The word CCTV is short for Closed Circuit Television, so when the phrase was coined, it was to differentiate a “closed system”, from broadcast television, which at the time consisted almost entirely of more than-the-air and cable systems.
However, I believe the basic definition – a closed SYSTEM vs. an open or “broadcast” system – still applies regardless of what technology or combination of technologies are used to capture, store, and review an image.
The CIRCUIT, the bond between camera and recorder/monitor, continues to be a direct and customarily un-intercepted path, instead of a broadcast signal where image is simply blasted out far and wide for anyone to receive.
Whether the transmission technique is SDI over twisted pair, IP over WiFi, or NTSC over coax, the reasoning is the same. So in direct answer to the question: CCTV cameras are any which send their signal for an intended recipient using a closed, non-broadcast path.
How CCTV works
There are many different kinds of CCTV systems available? analog and wired, wireless and digital? along with their modes of operation vary; however, the basic components will be in essence the identical:
- a CCTV camera
- a CCTV camera lens
- a CCTV monitor
- cables that carry the signal in one spot to another. (for wired systems)

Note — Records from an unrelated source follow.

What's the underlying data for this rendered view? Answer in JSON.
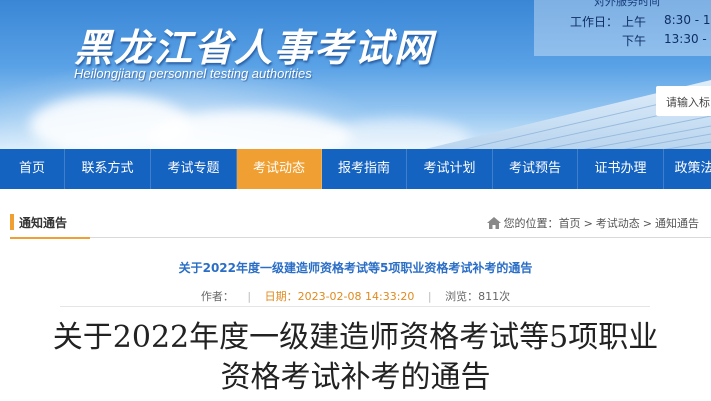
{
  "banner": {
    "title": "黑龙江省人事考试网",
    "subtitle": "Heilongjiang personnel testing authorities",
    "hours_cut": "对外服务时间",
    "hours_label": "工作日：",
    "hours_am_label": "上午",
    "hours_am": "8:30 - 1",
    "hours_pm_label": "下午",
    "hours_pm": "13:30 - 1",
    "search_placeholder": "请输入标"
  },
  "nav": {
    "items": [
      {
        "label": "首页"
      },
      {
        "label": "联系方式"
      },
      {
        "label": "考试专题"
      },
      {
        "label": "考试动态"
      },
      {
        "label": "报考指南"
      },
      {
        "label": "考试计划"
      },
      {
        "label": "考试预告"
      },
      {
        "label": "证书办理"
      },
      {
        "label": "政策法"
      }
    ],
    "active_index": 3,
    "colors": {
      "bar": "#1563c0",
      "active": "#f0a033"
    }
  },
  "section": {
    "title": "通知通告",
    "crumb_prefix": "您的位置：",
    "crumb_home": "首页",
    "crumb_sep": ">",
    "crumb_mid": "考试动态",
    "crumb_last": "通知通告"
  },
  "article": {
    "link_title": "关于2022年度一级建造师资格考试等5项职业资格考试补考的通告",
    "author_label": "作者：",
    "author": "",
    "date_label": "日期：",
    "date": "2023-02-08 14:33:20",
    "views_label": "浏览：",
    "views": "811次",
    "title_line1": "关于2022年度一级建造师资格考试等5项职业",
    "title_line2": "资格考试补考的通告"
  }
}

CCTV cameras work effectively in small facilities because of their limited resolution. You can find number camera home security systems around us that may been seen placed in different places. There are three key components to your CCTV system: the digital camera, the monitor and the hard disk drive that records the images.

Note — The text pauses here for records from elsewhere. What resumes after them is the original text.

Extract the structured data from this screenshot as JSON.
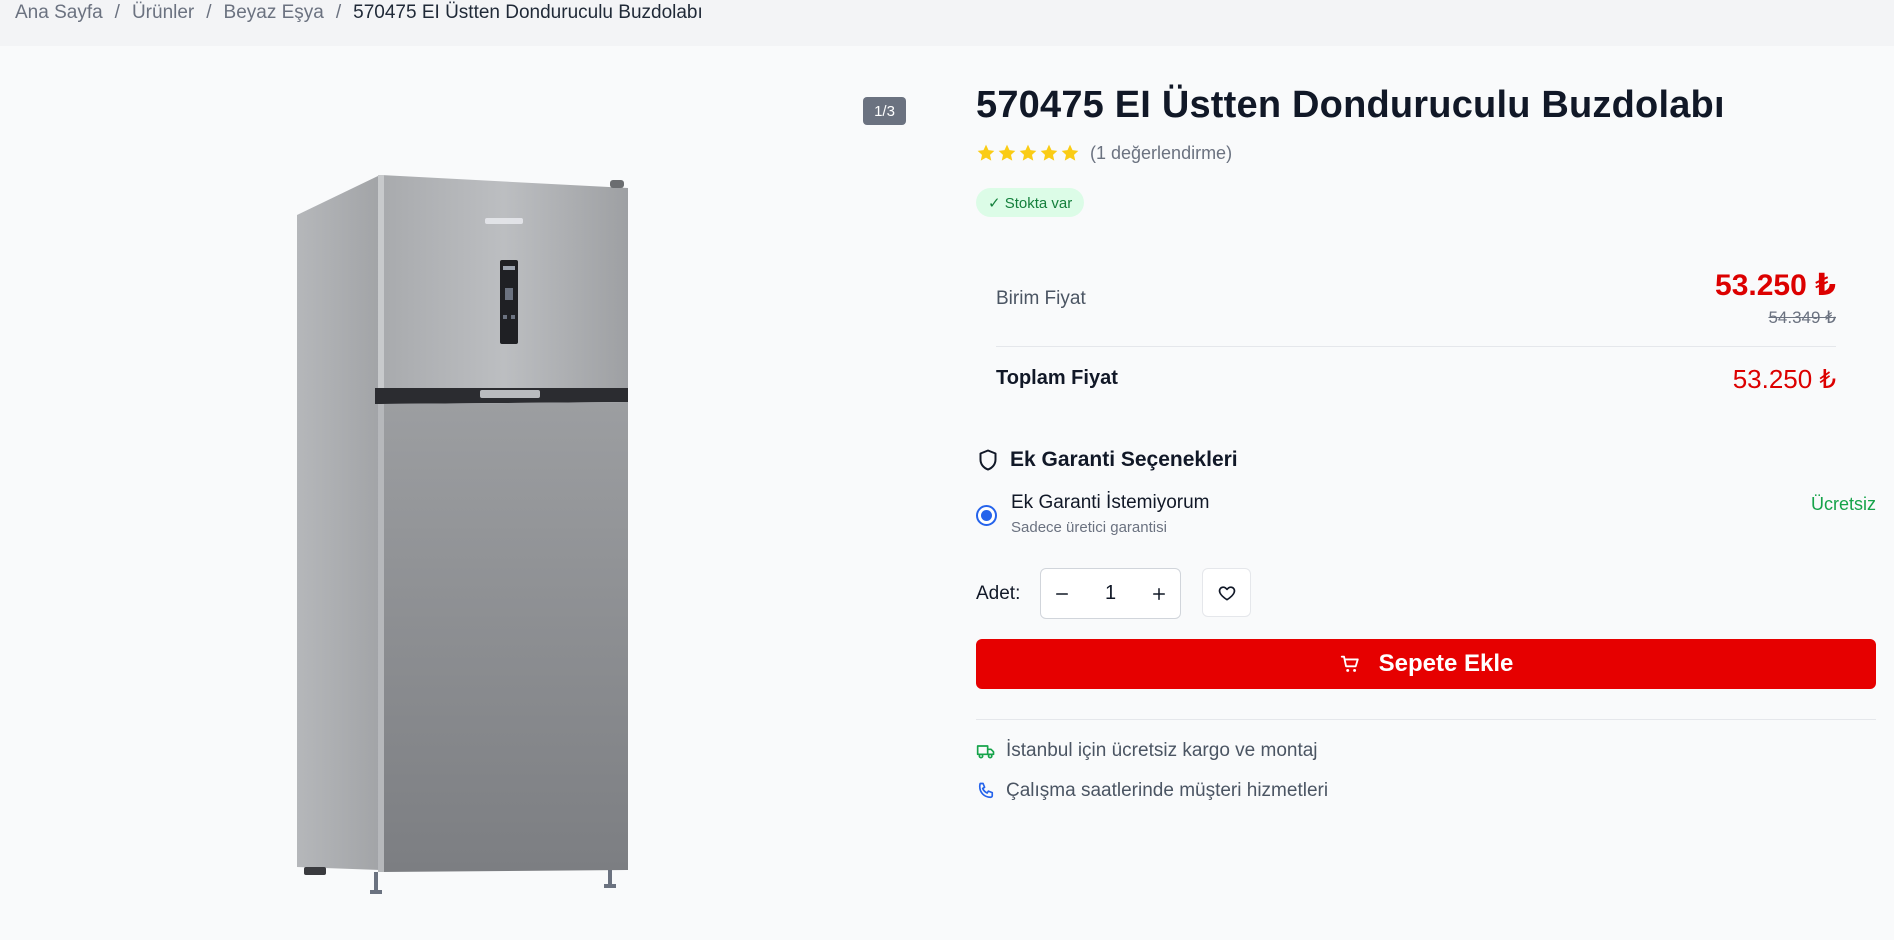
{
  "breadcrumb": {
    "items": [
      "Ana Sayfa",
      "Ürünler",
      "Beyaz Eşya"
    ],
    "separator": "/",
    "current": "570475 EI Üstten Donduruculu Buzdolabı"
  },
  "gallery": {
    "counter": "1/3",
    "image_alt": "fridge-product-image"
  },
  "product": {
    "title": "570475 EI Üstten Donduruculu Buzdolabı",
    "rating": 5,
    "review_count_text": "(1 değerlendirme)",
    "stock_text": "✓ Stokta var"
  },
  "pricing": {
    "unit_label": "Birim Fiyat",
    "unit_price": "53.250 ₺",
    "old_price": "54.349 ₺",
    "total_label": "Toplam Fiyat",
    "total_price": "53.250 ₺"
  },
  "warranty": {
    "title": "Ek Garanti Seçenekleri",
    "option": {
      "title": "Ek Garanti İstemiyorum",
      "subtitle": "Sadece üretici garantisi",
      "price": "Ücretsiz",
      "selected": true
    }
  },
  "quantity": {
    "label": "Adet:",
    "value": "1"
  },
  "cart": {
    "button_label": "Sepete Ekle"
  },
  "info": {
    "shipping": "İstanbul için ücretsiz kargo ve montaj",
    "support": "Çalışma saatlerinde müşteri hizmetleri"
  },
  "colors": {
    "accent_red": "#e60000",
    "price_red": "#dc0000",
    "success_green": "#16a34a",
    "radio_blue": "#2563eb",
    "star_yellow": "#facc15"
  },
  "icons": [
    "shield-icon",
    "cart-icon",
    "heart-icon",
    "minus-icon",
    "plus-icon",
    "truck-icon",
    "phone-icon",
    "star-icon"
  ]
}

Difference between CCTV and IP Camera
Although CCTV is used to reference video surveillance and video security cameras in general, it actually describes analog security cameras which transmit an analog TV signal. In order to be connected to a DVR for recording or a monitor for viewing images, this type of camera uses coax cable and requires a BNC connection.
An IP camera uses an Ethernet cable and transmits an electronic digital signal. This sort of camera can be simply networked and may send a transmission to some network video recorder (NVR) found on a local or remote network.
Each type of camera type has its own cons and pros, but in the main video surveillance is moving over to IP cameras, particularly for business use. They are becoming more popular for home use, as their cost comes down.